> Assigned task: Please copy every line from the records below that contains the string "badge".

(Records contained in a dataset)
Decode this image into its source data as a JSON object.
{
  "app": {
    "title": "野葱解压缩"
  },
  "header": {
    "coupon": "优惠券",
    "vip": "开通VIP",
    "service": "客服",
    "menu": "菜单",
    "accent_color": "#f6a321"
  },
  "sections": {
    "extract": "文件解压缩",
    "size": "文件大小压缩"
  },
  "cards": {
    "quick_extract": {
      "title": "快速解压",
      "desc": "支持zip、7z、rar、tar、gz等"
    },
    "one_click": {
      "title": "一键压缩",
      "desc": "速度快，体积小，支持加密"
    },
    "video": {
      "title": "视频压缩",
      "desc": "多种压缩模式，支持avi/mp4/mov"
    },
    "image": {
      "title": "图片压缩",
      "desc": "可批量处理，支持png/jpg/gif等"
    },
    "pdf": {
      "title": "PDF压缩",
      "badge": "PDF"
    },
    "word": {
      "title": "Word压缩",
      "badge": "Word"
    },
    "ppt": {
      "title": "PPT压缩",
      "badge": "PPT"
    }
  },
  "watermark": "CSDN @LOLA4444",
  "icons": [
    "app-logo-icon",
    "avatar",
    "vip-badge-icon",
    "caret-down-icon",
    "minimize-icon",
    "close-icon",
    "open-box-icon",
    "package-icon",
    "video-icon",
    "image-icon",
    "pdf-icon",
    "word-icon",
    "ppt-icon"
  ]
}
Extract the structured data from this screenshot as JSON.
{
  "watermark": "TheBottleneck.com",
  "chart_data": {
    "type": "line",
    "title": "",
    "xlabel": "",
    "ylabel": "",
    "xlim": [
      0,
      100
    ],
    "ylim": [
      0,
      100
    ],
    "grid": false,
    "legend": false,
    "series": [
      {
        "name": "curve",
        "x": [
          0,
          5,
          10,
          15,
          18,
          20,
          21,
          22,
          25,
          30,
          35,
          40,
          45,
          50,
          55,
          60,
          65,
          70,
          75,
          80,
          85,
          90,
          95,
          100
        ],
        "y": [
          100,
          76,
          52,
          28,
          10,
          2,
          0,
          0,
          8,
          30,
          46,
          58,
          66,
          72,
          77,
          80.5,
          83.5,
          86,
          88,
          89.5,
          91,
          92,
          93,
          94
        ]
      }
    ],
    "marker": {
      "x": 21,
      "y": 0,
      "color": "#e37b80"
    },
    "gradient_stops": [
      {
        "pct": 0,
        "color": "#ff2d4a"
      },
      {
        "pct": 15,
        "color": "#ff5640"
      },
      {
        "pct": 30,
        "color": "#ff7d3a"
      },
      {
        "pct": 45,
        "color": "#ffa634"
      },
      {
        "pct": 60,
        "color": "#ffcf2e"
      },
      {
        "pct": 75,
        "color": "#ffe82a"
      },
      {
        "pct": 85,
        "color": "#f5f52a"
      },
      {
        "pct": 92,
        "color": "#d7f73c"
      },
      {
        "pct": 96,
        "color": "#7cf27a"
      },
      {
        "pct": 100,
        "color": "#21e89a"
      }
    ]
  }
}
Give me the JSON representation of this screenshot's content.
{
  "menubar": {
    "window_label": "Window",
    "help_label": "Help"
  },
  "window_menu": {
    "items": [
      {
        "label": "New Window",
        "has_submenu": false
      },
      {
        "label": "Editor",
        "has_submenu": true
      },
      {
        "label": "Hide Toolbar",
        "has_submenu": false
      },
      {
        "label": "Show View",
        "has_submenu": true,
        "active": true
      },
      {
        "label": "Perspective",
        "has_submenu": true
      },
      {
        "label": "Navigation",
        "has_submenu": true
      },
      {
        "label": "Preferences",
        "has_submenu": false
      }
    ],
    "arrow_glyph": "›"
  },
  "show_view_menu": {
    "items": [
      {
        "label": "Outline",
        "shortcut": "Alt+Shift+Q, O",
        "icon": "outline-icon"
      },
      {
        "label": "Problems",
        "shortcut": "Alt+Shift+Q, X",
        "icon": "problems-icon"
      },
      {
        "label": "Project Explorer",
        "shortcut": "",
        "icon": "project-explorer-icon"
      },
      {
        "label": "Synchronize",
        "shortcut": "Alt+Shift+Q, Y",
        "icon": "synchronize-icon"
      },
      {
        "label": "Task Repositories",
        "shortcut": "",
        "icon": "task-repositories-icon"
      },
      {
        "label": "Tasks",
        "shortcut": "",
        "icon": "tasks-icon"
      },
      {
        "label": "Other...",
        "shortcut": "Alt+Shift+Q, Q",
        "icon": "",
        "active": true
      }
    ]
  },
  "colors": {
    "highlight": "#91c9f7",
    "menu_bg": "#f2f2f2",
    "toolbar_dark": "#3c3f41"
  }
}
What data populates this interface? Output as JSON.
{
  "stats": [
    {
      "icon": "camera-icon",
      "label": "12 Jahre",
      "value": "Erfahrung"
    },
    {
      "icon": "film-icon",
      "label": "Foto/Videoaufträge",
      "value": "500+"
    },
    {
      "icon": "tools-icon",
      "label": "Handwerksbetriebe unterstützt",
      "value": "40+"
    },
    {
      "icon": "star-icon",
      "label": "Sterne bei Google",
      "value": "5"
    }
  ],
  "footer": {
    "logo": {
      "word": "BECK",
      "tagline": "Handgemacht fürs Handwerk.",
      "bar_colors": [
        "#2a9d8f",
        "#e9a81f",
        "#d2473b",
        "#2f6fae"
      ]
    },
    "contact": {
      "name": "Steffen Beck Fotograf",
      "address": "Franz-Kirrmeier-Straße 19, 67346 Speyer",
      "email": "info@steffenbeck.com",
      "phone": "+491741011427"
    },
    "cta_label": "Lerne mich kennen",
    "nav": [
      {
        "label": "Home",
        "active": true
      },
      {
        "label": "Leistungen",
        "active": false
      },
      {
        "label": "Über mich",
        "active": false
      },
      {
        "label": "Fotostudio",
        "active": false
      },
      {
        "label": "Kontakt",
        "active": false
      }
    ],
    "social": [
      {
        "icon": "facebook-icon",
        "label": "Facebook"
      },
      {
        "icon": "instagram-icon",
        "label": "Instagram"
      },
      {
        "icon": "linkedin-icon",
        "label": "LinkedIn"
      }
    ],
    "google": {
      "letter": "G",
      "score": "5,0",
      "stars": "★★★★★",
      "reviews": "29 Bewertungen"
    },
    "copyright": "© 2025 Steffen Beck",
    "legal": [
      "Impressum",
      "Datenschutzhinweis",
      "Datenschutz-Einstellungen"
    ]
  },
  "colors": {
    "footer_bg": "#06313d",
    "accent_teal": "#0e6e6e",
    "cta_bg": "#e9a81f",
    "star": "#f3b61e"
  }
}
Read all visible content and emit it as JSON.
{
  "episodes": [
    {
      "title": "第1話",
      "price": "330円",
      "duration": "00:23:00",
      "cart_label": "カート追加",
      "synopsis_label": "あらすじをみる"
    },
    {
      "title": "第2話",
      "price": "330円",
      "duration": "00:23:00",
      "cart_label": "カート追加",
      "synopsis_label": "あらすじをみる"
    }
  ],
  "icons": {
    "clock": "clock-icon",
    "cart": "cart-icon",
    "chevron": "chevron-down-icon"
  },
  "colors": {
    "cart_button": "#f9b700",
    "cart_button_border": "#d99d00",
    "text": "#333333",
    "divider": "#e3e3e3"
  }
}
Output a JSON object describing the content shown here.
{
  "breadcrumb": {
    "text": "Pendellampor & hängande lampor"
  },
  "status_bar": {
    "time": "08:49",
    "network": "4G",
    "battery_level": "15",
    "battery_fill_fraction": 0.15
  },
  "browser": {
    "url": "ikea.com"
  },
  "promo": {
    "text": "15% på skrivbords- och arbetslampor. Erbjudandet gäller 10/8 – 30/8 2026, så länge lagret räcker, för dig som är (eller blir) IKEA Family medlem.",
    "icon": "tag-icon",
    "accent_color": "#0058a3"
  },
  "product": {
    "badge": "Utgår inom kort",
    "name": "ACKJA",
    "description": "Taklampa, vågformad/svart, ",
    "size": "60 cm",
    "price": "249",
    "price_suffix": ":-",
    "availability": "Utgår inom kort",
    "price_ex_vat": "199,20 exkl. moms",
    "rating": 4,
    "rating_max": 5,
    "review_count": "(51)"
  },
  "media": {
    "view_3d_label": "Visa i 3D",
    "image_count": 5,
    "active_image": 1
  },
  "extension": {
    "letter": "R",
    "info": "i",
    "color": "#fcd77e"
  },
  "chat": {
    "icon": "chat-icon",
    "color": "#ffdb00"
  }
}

> Solved problem:
      "badge": "PDF"
      "badge": "Word"
      "badge": "PPT"
    "vip-badge-icon",
    "badge": "Utgår inom kort",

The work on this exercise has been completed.